Altagracia’s School – Giving Back

Altagracia’s School and Home
He's a ham!
He’s a ham!

We enjoyed our time in Luperon, and tried to repay some of the hospitality we enjoyed by doing some good while we were there.

With the crew of another boat (Tanda Malaika – who you may remember from our Crooked Island story), we found a teacher – Altagracia – running a small school from her home. We thought for sure she would know of some needs in the community, so we went to ask her. It turned out that she needed some help herself. Read more

Those Dominican Ball Players!

This guy!
This guy!

Those Dominican Baseball Players!

One of our goals while traveling is to get involved in the communities where we stay. In Luperon, we

Motorbike + chain link and log = prepping the field.
Motorbike + chain link and log = prepping the field.

have found that easy. The people are lovely and kind. Relative to our “old normal”, they have little, but they share everything they have with anyone who needs it. They greet each other with “Mi Amor!” or “Mi Corazon!” and an embrace and a kiss. It’s a beautiful culture. Read more

What about the Stuff???

“A house is just a place to keep your stuff while you go out and get more stuff.” ~ George Carlin

Moving Day

Living aboard a boat or in a tiny house. That thought crosses lots of peoples’ minds, apparently. It’s a beautiful, romantic thought. But then comes another thought – not as romantic. That second thought is about your stuff. It is paralyzing to think about dealing with all the accumulated stuff that life has piled on you throught the years. At least, that’s how it seemed for me. We had lived in the same house for 22 years. When I say the amount of stuff we had accumulated was overwhelming, that is a huge understatement. Every closet, it seemed, was full of things kept “just in case” or for sentimental reasons. And so many duplicates! Did I really need four pairs of red heels? Three slightly different 1.5 quart saucepans? Why did I have four bottles of soft scrub? Who knows? But that kind of excess wasn’t going to cut it on the boat; I knew that.

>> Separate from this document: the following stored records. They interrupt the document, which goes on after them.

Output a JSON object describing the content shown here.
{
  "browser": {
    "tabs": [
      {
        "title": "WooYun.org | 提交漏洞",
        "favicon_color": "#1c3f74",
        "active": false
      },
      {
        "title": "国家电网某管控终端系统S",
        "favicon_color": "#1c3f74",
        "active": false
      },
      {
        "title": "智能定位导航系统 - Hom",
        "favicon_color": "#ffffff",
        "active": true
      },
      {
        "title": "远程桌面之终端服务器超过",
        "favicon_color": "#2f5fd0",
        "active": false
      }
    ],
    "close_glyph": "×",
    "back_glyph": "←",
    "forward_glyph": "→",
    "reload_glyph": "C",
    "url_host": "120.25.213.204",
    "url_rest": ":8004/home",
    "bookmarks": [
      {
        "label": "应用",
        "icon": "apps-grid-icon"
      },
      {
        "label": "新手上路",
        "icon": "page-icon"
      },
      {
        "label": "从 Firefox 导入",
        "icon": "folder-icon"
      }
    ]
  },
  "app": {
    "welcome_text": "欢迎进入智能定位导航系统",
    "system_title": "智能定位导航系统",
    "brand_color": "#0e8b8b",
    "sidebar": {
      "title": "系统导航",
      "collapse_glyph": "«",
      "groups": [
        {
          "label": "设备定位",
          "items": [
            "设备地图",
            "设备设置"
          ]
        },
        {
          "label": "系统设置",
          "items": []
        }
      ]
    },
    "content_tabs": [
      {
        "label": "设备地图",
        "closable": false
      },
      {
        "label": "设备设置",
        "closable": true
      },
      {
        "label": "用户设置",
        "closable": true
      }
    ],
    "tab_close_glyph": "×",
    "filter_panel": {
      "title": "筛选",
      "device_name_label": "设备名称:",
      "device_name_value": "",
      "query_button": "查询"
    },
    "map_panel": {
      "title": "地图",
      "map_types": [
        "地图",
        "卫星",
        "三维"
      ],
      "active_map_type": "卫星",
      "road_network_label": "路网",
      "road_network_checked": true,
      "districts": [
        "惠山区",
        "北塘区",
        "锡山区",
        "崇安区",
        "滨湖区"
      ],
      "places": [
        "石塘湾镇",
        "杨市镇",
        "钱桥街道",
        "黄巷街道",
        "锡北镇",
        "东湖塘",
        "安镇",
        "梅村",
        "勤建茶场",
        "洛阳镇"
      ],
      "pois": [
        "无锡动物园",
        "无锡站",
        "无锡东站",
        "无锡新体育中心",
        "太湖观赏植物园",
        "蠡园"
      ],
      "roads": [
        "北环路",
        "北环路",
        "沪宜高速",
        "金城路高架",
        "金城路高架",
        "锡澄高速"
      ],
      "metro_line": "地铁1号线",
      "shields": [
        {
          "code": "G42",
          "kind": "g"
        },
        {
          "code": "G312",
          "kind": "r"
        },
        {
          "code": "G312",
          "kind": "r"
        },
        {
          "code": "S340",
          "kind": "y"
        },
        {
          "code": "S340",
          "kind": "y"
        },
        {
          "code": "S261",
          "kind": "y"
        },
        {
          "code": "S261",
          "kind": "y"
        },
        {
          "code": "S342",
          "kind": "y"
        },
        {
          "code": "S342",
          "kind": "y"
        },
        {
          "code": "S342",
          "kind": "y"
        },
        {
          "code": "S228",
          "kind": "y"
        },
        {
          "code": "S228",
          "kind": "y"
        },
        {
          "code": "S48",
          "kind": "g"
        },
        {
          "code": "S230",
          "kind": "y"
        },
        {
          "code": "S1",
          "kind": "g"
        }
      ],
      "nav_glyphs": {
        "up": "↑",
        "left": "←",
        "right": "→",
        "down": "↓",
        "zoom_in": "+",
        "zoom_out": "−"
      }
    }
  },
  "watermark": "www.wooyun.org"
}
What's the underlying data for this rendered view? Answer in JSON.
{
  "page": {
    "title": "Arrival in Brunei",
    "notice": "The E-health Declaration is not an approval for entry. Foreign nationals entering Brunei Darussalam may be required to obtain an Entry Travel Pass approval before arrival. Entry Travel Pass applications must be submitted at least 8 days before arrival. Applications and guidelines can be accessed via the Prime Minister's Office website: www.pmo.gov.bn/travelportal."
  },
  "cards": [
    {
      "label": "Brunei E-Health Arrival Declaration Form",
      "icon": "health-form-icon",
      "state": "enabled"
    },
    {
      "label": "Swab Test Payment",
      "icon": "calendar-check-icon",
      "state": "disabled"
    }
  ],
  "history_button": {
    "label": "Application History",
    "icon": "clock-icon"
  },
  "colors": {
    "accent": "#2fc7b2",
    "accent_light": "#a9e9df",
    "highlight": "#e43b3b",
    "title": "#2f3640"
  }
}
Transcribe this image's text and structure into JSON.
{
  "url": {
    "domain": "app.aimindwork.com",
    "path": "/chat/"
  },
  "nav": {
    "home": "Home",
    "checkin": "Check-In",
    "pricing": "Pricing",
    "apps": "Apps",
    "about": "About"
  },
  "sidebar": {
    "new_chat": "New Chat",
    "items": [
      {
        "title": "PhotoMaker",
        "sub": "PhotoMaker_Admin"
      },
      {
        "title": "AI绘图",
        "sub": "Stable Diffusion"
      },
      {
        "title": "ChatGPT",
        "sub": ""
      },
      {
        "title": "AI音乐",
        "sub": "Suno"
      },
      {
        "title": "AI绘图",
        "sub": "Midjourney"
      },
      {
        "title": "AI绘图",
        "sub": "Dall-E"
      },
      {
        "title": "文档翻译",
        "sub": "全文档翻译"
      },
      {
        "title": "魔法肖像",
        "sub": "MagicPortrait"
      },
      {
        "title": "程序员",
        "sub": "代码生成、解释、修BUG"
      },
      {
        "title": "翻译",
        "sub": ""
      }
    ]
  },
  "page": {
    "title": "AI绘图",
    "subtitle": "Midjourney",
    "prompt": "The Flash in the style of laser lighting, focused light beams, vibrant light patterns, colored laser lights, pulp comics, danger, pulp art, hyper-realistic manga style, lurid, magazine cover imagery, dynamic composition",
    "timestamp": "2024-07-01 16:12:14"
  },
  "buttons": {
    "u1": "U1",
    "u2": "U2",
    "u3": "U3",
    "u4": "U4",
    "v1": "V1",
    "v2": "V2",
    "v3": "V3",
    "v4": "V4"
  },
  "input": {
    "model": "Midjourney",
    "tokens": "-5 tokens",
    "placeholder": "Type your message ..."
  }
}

So, how to begin the process? For me, it ended up having two phases: One, a leisurely, one-small-bite-at-a-time, year-long effort, approached with the ambition of someone under no time constraints whatsoever (read: no ambition, really…) and the other, a three week mad dash like my hair was on fire, ending with hauling a trailer containing all the things that remained to the boat to move aboard. I recommend a more balanced approach. Your blood pressure would thank you, I am sure! Read more